*What the task requires*:
Copy every line of the entries that includes the word "contact".

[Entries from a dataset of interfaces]
^^^^^^^^

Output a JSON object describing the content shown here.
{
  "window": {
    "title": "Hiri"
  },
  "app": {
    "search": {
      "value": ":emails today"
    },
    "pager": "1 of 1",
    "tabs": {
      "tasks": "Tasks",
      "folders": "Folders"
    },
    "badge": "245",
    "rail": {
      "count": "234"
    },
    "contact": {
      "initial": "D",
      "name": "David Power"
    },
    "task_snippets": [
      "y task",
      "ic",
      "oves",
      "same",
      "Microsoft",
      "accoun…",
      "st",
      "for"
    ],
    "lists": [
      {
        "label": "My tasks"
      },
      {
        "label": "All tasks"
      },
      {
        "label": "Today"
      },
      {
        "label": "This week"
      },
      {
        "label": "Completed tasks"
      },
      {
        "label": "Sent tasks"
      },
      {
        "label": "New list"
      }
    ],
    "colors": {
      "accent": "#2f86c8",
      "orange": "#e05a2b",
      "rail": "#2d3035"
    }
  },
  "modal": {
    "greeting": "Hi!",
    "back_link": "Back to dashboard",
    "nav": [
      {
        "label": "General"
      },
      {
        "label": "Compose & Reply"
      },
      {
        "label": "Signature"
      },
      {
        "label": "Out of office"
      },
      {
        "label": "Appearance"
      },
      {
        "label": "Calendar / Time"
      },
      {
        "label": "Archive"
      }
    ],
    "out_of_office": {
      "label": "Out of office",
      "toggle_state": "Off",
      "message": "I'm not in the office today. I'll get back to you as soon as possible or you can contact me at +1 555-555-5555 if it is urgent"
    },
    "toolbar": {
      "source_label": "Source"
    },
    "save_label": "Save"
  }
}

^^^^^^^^

*Output of the exercise*:
    "contact": {
      "message": "I'm not in the office today. I'll get back to you as soon as possible or you can contact me at +1 555-555-5555 if it is urgent"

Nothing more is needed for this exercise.